(Dataset rows describing interfaces)
---+---

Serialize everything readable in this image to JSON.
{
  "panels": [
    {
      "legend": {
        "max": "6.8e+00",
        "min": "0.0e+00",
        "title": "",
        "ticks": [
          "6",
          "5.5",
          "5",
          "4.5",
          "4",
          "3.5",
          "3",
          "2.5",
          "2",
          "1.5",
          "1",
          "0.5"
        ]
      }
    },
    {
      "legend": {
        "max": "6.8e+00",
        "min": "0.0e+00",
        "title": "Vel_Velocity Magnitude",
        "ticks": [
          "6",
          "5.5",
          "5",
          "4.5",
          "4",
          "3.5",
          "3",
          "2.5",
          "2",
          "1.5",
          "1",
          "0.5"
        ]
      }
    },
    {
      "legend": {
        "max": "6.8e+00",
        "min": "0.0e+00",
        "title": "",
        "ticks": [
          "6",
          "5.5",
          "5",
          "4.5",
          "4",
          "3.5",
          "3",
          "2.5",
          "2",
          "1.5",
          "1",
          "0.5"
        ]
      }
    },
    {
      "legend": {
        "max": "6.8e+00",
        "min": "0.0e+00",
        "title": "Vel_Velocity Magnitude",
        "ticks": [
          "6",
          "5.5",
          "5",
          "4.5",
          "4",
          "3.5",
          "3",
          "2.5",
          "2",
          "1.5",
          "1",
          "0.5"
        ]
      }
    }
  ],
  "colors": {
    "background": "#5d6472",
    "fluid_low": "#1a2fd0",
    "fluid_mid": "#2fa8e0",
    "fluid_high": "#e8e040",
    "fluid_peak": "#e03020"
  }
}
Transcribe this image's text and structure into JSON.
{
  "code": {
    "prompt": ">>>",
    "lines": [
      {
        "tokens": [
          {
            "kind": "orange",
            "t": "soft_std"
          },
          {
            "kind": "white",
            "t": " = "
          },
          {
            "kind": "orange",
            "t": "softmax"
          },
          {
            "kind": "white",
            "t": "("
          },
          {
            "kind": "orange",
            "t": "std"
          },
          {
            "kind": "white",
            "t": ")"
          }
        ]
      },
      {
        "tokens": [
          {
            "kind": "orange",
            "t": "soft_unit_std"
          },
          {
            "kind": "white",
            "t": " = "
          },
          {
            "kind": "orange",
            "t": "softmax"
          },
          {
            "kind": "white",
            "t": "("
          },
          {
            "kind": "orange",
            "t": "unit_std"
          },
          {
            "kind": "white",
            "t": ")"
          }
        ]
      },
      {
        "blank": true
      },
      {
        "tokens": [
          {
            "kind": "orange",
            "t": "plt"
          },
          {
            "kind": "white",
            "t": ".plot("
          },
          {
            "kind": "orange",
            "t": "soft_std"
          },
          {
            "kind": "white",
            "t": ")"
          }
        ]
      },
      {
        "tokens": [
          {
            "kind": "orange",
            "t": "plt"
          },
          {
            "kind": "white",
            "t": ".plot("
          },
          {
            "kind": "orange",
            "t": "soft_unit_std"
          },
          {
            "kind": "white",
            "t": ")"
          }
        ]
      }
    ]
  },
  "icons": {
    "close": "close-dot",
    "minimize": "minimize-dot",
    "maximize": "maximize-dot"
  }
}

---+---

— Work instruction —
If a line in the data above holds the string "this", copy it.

— Response area —
Serialize everything readable in this image to JSON.
Transcribe this image's text and structure into JSON.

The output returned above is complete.